Task description
Where a line below includes the word "Entrada", copy that line.

Record excerpts
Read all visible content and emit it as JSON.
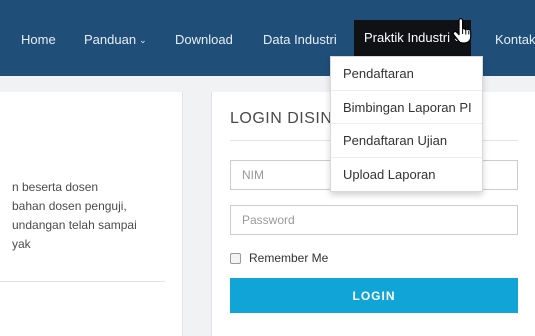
{
  "nav": {
    "items": [
      {
        "label": "Home"
      },
      {
        "label": "Panduan",
        "caret": "⌄"
      },
      {
        "label": "Download"
      },
      {
        "label": "Data Industri"
      },
      {
        "label": "Praktik Industri",
        "caret": "⌄"
      },
      {
        "label": "Kontak"
      }
    ],
    "dropdown": [
      {
        "label": "Pendaftaran"
      },
      {
        "label": "Bimbingan Laporan PI"
      },
      {
        "label": "Pendaftaran Ujian"
      },
      {
        "label": "Upload Laporan"
      }
    ]
  },
  "left_panel": {
    "lines": [
      "n beserta dosen",
      "bahan dosen penguji,",
      "undangan telah sampai",
      "yak"
    ]
  },
  "login": {
    "title": "LOGIN DISIN",
    "nim_placeholder": "NIM",
    "password_placeholder": "Password",
    "remember_label": "Remember Me",
    "button_label": "LOGIN"
  },
  "colors": {
    "navbar": "#1f4e79",
    "active_nav": "#0f1115",
    "login_button": "#11a4d6"
  },
  "icons": {
    "dropdown_caret": "chevron-down-icon",
    "pointer": "hand-pointer-icon"
  }
}
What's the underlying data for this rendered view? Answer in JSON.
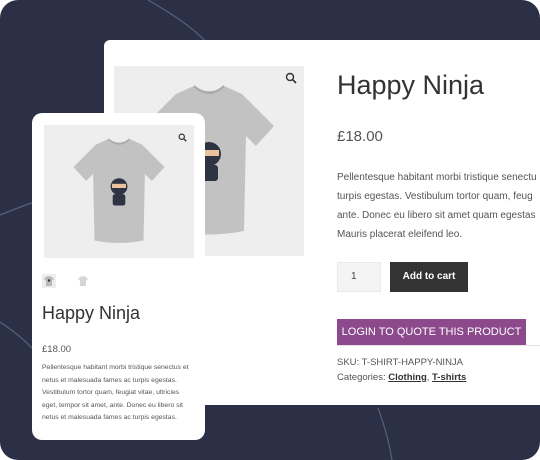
{
  "colors": {
    "background": "#2b3046",
    "card": "#ffffff",
    "image_bg": "#eeeeee",
    "tshirt": "#bdbdbd",
    "button_dark": "#333333",
    "quote_button": "#8c4a8c"
  },
  "desktop": {
    "zoom_icon": "magnifier-icon",
    "title": "Happy Ninja",
    "price": "£18.00",
    "description_lines": [
      "Pellentesque habitant morbi tristique senectu",
      "turpis egestas. Vestibulum tortor quam, feug",
      "ante. Donec eu libero sit amet quam egestas",
      "Mauris placerat eleifend leo."
    ],
    "quantity": "1",
    "add_to_cart_label": "Add to cart",
    "quote_label": "LOGIN TO QUOTE THIS PRODUCT",
    "sku_label": "SKU:",
    "sku_value": "T-SHIRT-HAPPY-NINJA",
    "categories_label": "Categories:",
    "categories": [
      "Clothing",
      "T-shirts"
    ],
    "categories_separator": ","
  },
  "mobile": {
    "zoom_icon": "magnifier-icon",
    "title": "Happy Ninja",
    "price": "£18.00",
    "description_lines": [
      "Pellentesque habitant morbi tristique senectus et",
      "netus et malesuada fames ac turpis egestas.",
      "Vestibulum tortor quam, feugiat vitae, ultricies",
      "eget, tempor sit amet, ante. Donec eu libero sit",
      "netus et malesuada fames ac turpis egestas."
    ]
  }
}
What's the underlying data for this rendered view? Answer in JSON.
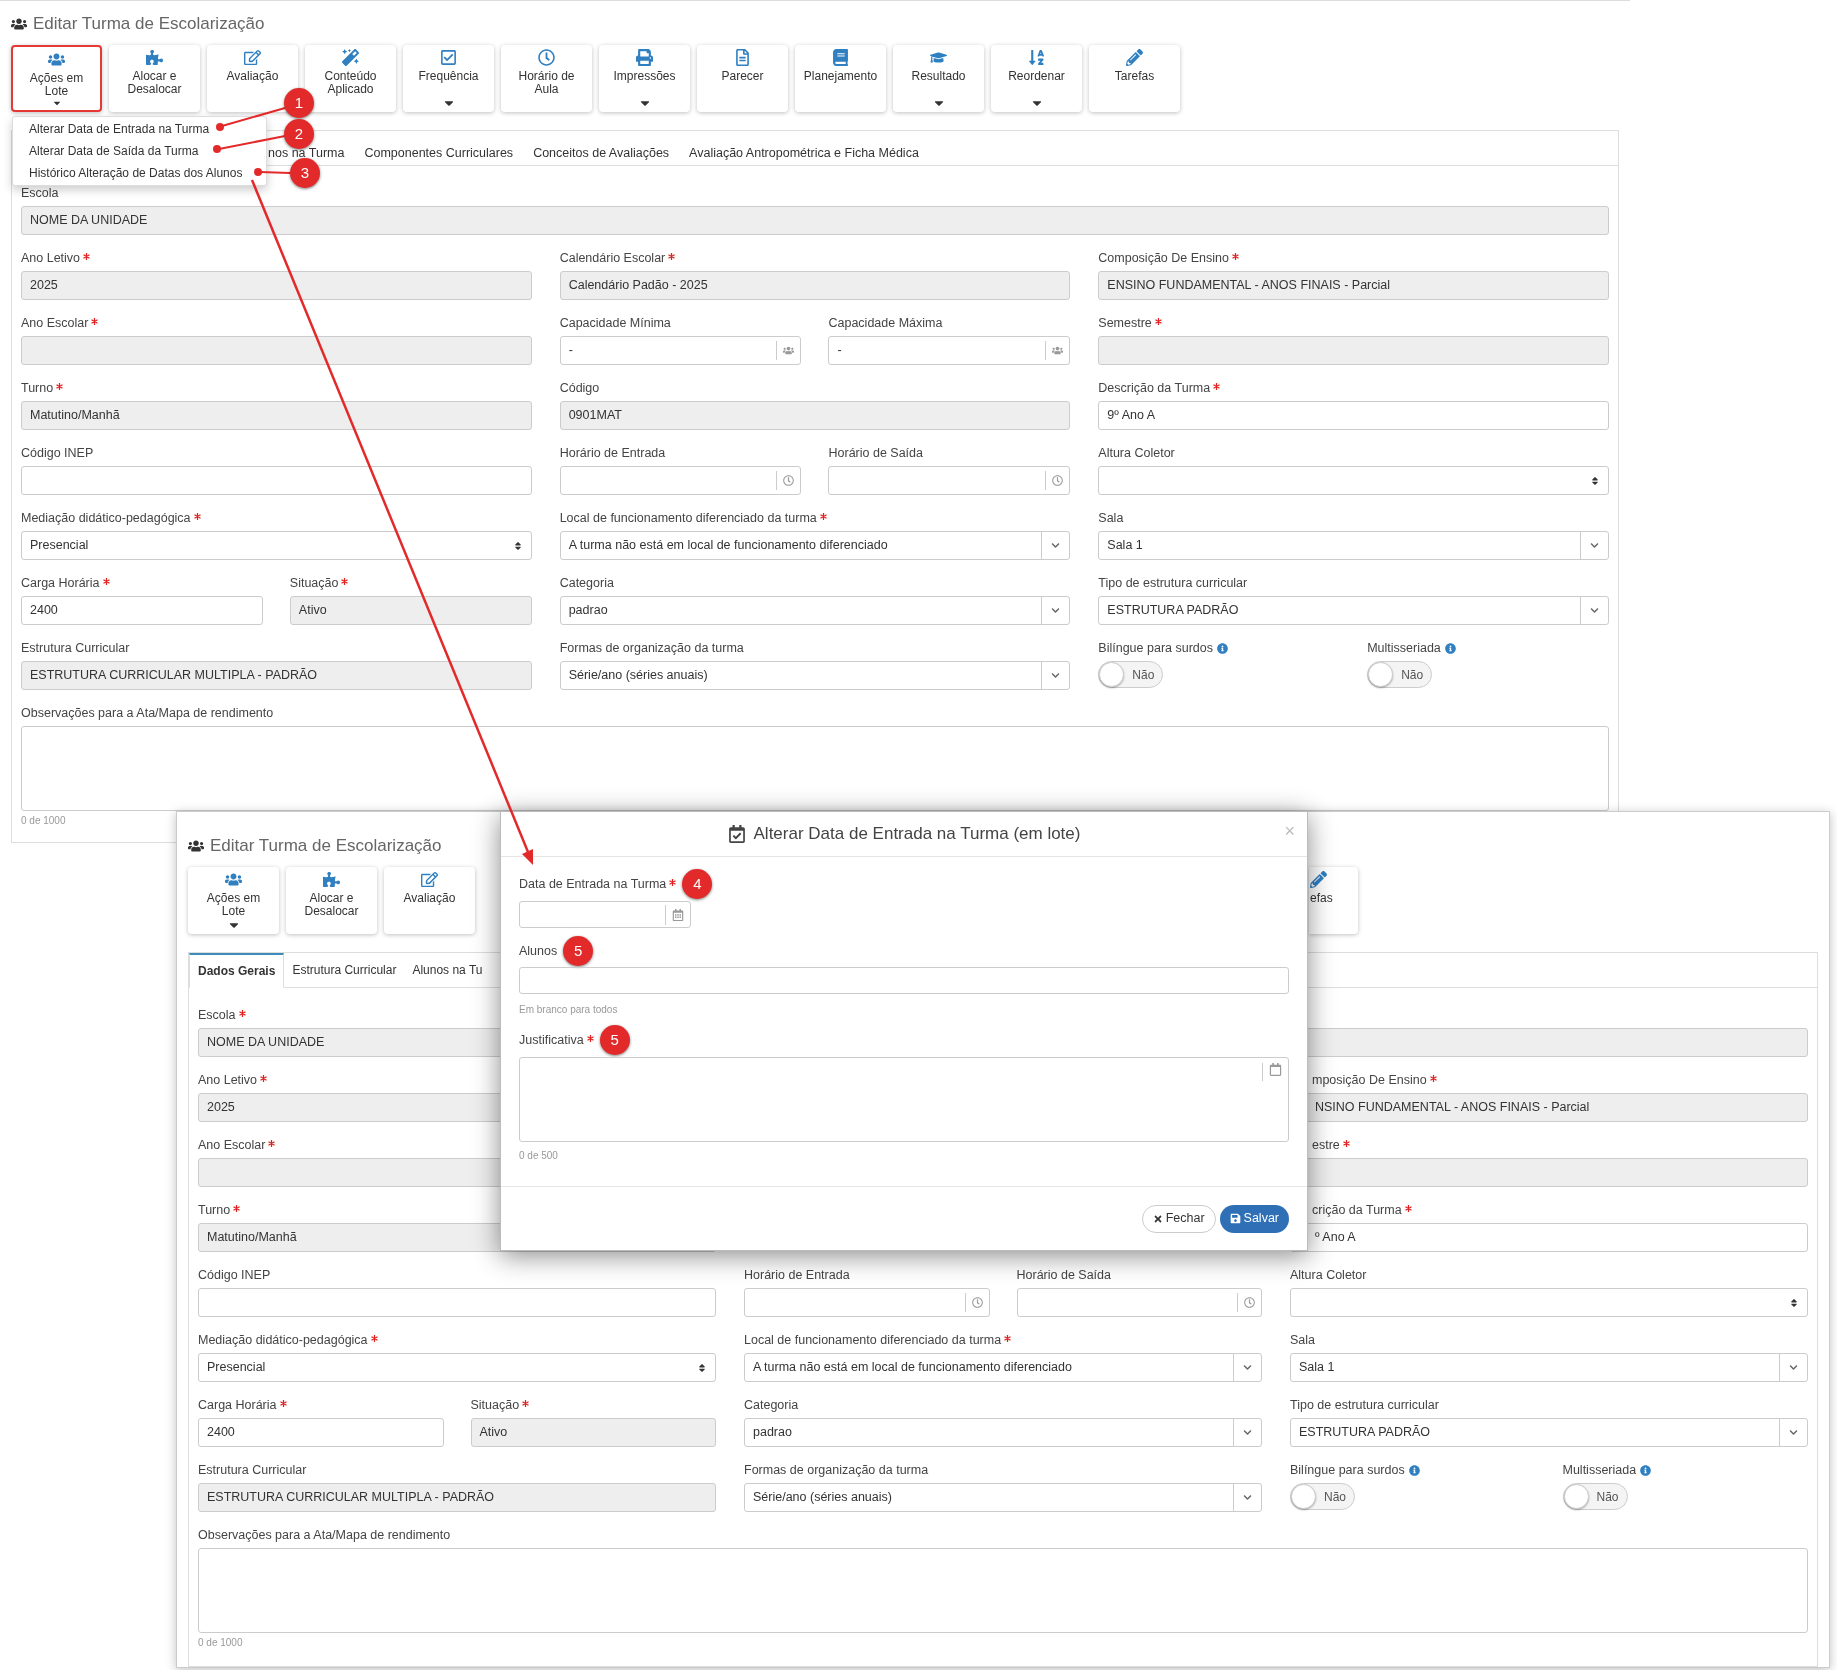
{
  "screens": [
    {
      "title": "Editar Turma de Escolarização",
      "toolbar": [
        {
          "label": "Ações em Lote",
          "dropdown": true,
          "highlighted": true
        },
        {
          "label": "Alocar e Desalocar",
          "dropdown": false,
          "highlighted": false
        },
        {
          "label": "Avaliação",
          "dropdown": false,
          "highlighted": false
        },
        {
          "label": "Conteúdo Aplicado",
          "dropdown": false,
          "highlighted": false
        },
        {
          "label": "Frequência",
          "dropdown": true,
          "highlighted": false
        },
        {
          "label": "Horário de Aula",
          "dropdown": false,
          "highlighted": false
        },
        {
          "label": "Impressões",
          "dropdown": true,
          "highlighted": false
        },
        {
          "label": "Parecer",
          "dropdown": false,
          "highlighted": false
        },
        {
          "label": "Planejamento",
          "dropdown": false,
          "highlighted": false
        },
        {
          "label": "Resultado",
          "dropdown": true,
          "highlighted": false
        },
        {
          "label": "Reordenar",
          "dropdown": true,
          "highlighted": false
        },
        {
          "label": "Tarefas",
          "dropdown": false,
          "highlighted": false
        }
      ],
      "menu": {
        "items": [
          "Alterar Data de Entrada na Turma",
          "Alterar Data de Saída da Turma",
          "Histórico Alteração de Datas dos Alunos"
        ]
      },
      "tabs": [
        {
          "label": "nos na Turma",
          "selected": false
        },
        {
          "label": "Componentes Curriculares",
          "selected": false
        },
        {
          "label": "Conceitos de Avaliações",
          "selected": false
        },
        {
          "label": "Avaliação Antropométrica e Ficha Médica",
          "selected": false
        }
      ],
      "escola": {
        "label": "Escola",
        "required": false,
        "kind": "input",
        "value": "NOME DA UNIDADE",
        "disabled": true
      },
      "rows": [
        {
          "col1": [
            {
              "label": "Ano Letivo",
              "required": true,
              "kind": "input",
              "value": "2025",
              "disabled": true
            }
          ],
          "col2": [
            {
              "label": "Calendário Escolar",
              "required": true,
              "kind": "input",
              "value": "Calendário Padão - 2025",
              "disabled": true
            }
          ],
          "col3": [
            {
              "label": "Composição De Ensino",
              "required": true,
              "kind": "input",
              "value": "ENSINO FUNDAMENTAL - ANOS FINAIS - Parcial",
              "disabled": true
            }
          ]
        },
        {
          "col1": [
            {
              "label": "Ano Escolar",
              "required": true,
              "kind": "input",
              "disabled": true
            }
          ],
          "col2": [
            {
              "label": "Capacidade Mínima",
              "required": false,
              "kind": "people",
              "value": "-",
              "disabled": false
            },
            {
              "label": "Capacidade Máxima",
              "required": false,
              "kind": "people",
              "value": "-",
              "disabled": false
            }
          ],
          "col3": [
            {
              "label": "Semestre",
              "required": true,
              "kind": "input",
              "disabled": true
            }
          ]
        },
        {
          "col1": [
            {
              "label": "Turno",
              "required": true,
              "kind": "input",
              "value": "Matutino/Manhã",
              "disabled": true
            }
          ],
          "col2": [
            {
              "label": "Código",
              "required": false,
              "kind": "input",
              "value": "0901MAT",
              "disabled": true
            }
          ],
          "col3": [
            {
              "label": "Descrição da Turma",
              "required": true,
              "kind": "input",
              "value": "9º Ano A",
              "disabled": false
            }
          ]
        },
        {
          "col1": [
            {
              "label": "Código INEP",
              "required": false,
              "kind": "input",
              "disabled": false
            }
          ],
          "col2": [
            {
              "label": "Horário de Entrada",
              "required": false,
              "kind": "clock",
              "disabled": false
            },
            {
              "label": "Horário de Saída",
              "required": false,
              "kind": "clock",
              "disabled": false
            }
          ],
          "col3": [
            {
              "label": "Altura Coletor",
              "required": false,
              "kind": "spinner",
              "disabled": false
            }
          ]
        },
        {
          "col1": [
            {
              "label": "Mediação didático-pedagógica",
              "required": true,
              "kind": "spinner",
              "value": "Presencial",
              "disabled": false
            }
          ],
          "col2": [
            {
              "label": "Local de funcionamento diferenciado da turma",
              "required": true,
              "kind": "select",
              "value": "A turma não está em local de funcionamento diferenciado",
              "disabled": false
            }
          ],
          "col3": [
            {
              "label": "Sala",
              "required": false,
              "kind": "select",
              "value": "Sala 1",
              "disabled": false
            }
          ]
        },
        {
          "col1": [
            {
              "label": "Carga Horária",
              "required": true,
              "kind": "input",
              "value": "2400",
              "disabled": false
            },
            {
              "label": "Situação",
              "required": true,
              "kind": "input",
              "value": "Ativo",
              "disabled": true
            }
          ],
          "col2": [
            {
              "label": "Categoria",
              "required": false,
              "kind": "select",
              "value": "padrao",
              "disabled": false
            }
          ],
          "col3": [
            {
              "label": "Tipo de estrutura curricular",
              "required": false,
              "kind": "select",
              "value": "ESTRUTURA PADRÃO",
              "disabled": false
            }
          ]
        },
        {
          "col1": [
            {
              "label": "Estrutura Curricular",
              "required": false,
              "kind": "input",
              "value": "ESTRUTURA CURRICULAR MULTIPLA - PADRÃO",
              "disabled": true
            }
          ],
          "col2": [
            {
              "label": "Formas de organização da turma",
              "required": false,
              "kind": "select",
              "value": "Série/ano (séries anuais)",
              "disabled": false
            }
          ],
          "col3": [
            {
              "label": "Bilíngue para surdos",
              "required": false,
              "info": true,
              "kind": "toggle",
              "value": "Não",
              "on": false
            },
            {
              "label": "Multisseriada",
              "required": false,
              "info": true,
              "kind": "toggle",
              "value": "Não",
              "on": false
            }
          ]
        }
      ],
      "observacoes": {
        "label": "Observações para a Ata/Mapa de rendimento",
        "required": false,
        "kind": "textarea",
        "counter": "0 de 1000"
      }
    },
    {
      "title": "Editar Turma de Escolarização",
      "toolbar": [
        {
          "label": "Ações em Lote",
          "dropdown": true,
          "highlighted": false
        },
        {
          "label": "Alocar e Desalocar",
          "dropdown": false,
          "highlighted": false
        },
        {
          "label": "Avaliação",
          "dropdown": false,
          "highlighted": false
        },
        {
          "label": "efas",
          "dropdown": false,
          "highlighted": false
        }
      ],
      "tabs": [
        {
          "label": "Dados Gerais",
          "selected": true
        },
        {
          "label": "Estrutura Curricular",
          "selected": false
        },
        {
          "label": "Alunos na Tu",
          "selected": false
        }
      ],
      "escola": {
        "label": "Escola",
        "required": true,
        "kind": "input",
        "value": "NOME DA UNIDADE",
        "disabled": true
      },
      "rows": [
        {
          "col1": [
            {
              "label": "Ano Letivo",
              "required": true,
              "kind": "input",
              "value": "2025",
              "disabled": true
            }
          ],
          "col3": [
            {
              "label": "mposição De Ensino",
              "required": true,
              "kind": "input",
              "value": "NSINO FUNDAMENTAL - ANOS FINAIS - Parcial",
              "disabled": true
            }
          ]
        },
        {
          "col1": [
            {
              "label": "Ano Escolar",
              "required": true,
              "kind": "input",
              "disabled": true
            }
          ],
          "col3": [
            {
              "label": "estre",
              "required": true,
              "kind": "input",
              "disabled": true
            }
          ]
        },
        {
          "col1": [
            {
              "label": "Turno",
              "required": true,
              "kind": "input",
              "value": "Matutino/Manhã",
              "disabled": true
            }
          ],
          "col3": [
            {
              "label": "crição da Turma",
              "required": true,
              "kind": "input",
              "value": "º Ano A",
              "disabled": false
            }
          ]
        },
        {
          "col1": [
            {
              "label": "Código INEP",
              "required": false,
              "kind": "input",
              "disabled": false
            }
          ],
          "col2": [
            {
              "label": "Horário de Entrada",
              "required": false,
              "kind": "clock",
              "disabled": false
            },
            {
              "label": "Horário de Saída",
              "required": false,
              "kind": "clock",
              "disabled": false
            }
          ],
          "col3": [
            {
              "label": "Altura Coletor",
              "required": false,
              "kind": "spinner",
              "disabled": false
            }
          ]
        },
        {
          "col1": [
            {
              "label": "Mediação didático-pedagógica",
              "required": true,
              "kind": "spinner",
              "value": "Presencial",
              "disabled": false
            }
          ],
          "col2": [
            {
              "label": "Local de funcionamento diferenciado da turma",
              "required": true,
              "kind": "select",
              "value": "A turma não está em local de funcionamento diferenciado",
              "disabled": false
            }
          ],
          "col3": [
            {
              "label": "Sala",
              "required": false,
              "kind": "select",
              "value": "Sala 1",
              "disabled": false
            }
          ]
        },
        {
          "col1": [
            {
              "label": "Carga Horária",
              "required": true,
              "kind": "input",
              "value": "2400",
              "disabled": false
            },
            {
              "label": "Situação",
              "required": true,
              "kind": "input",
              "value": "Ativo",
              "disabled": true
            }
          ],
          "col2": [
            {
              "label": "Categoria",
              "required": false,
              "kind": "select",
              "value": "padrao",
              "disabled": false
            }
          ],
          "col3": [
            {
              "label": "Tipo de estrutura curricular",
              "required": false,
              "kind": "select",
              "value": "ESTRUTURA PADRÃO",
              "disabled": false
            }
          ]
        },
        {
          "col1": [
            {
              "label": "Estrutura Curricular",
              "required": false,
              "kind": "input",
              "value": "ESTRUTURA CURRICULAR MULTIPLA - PADRÃO",
              "disabled": true
            }
          ],
          "col2": [
            {
              "label": "Formas de organização da turma",
              "required": false,
              "kind": "select",
              "value": "Série/ano (séries anuais)",
              "disabled": false
            }
          ],
          "col3": [
            {
              "label": "Bilíngue para surdos",
              "required": false,
              "info": true,
              "kind": "toggle",
              "value": "Não",
              "on": false
            },
            {
              "label": "Multisseriada",
              "required": false,
              "info": true,
              "kind": "toggle",
              "value": "Não",
              "on": false
            }
          ]
        }
      ],
      "observacoes": {
        "label": "Observações para a Ata/Mapa de rendimento",
        "required": false,
        "kind": "textarea",
        "counter": "0 de 1000"
      }
    }
  ],
  "dialog": {
    "title": "Alterar Data de Entrada na Turma (em lote)",
    "close": "×",
    "fields": [
      {
        "label": "Data de Entrada na Turma",
        "required": true,
        "badge": "4",
        "kind": "date"
      },
      {
        "label": "Alunos",
        "required": false,
        "badge": "5",
        "kind": "input",
        "help": "Em branco para todos"
      },
      {
        "label": "Justificativa",
        "required": true,
        "badge": "5",
        "kind": "textarea",
        "counter": "0 de 500"
      }
    ],
    "buttons": [
      {
        "label": "Fechar",
        "kind": "close"
      },
      {
        "label": "Salvar",
        "kind": "save"
      }
    ]
  },
  "annotations": [
    {
      "number": "1"
    },
    {
      "number": "2"
    },
    {
      "number": "3"
    }
  ]
}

Written solution
          "Alterar Data de Entrada na Turma",
              "label": "Horário de Entrada",
              "label": "Horário de Entrada",
    "title": "Alterar Data de Entrada na Turma (em lote)",
        "label": "Data de Entrada na Turma",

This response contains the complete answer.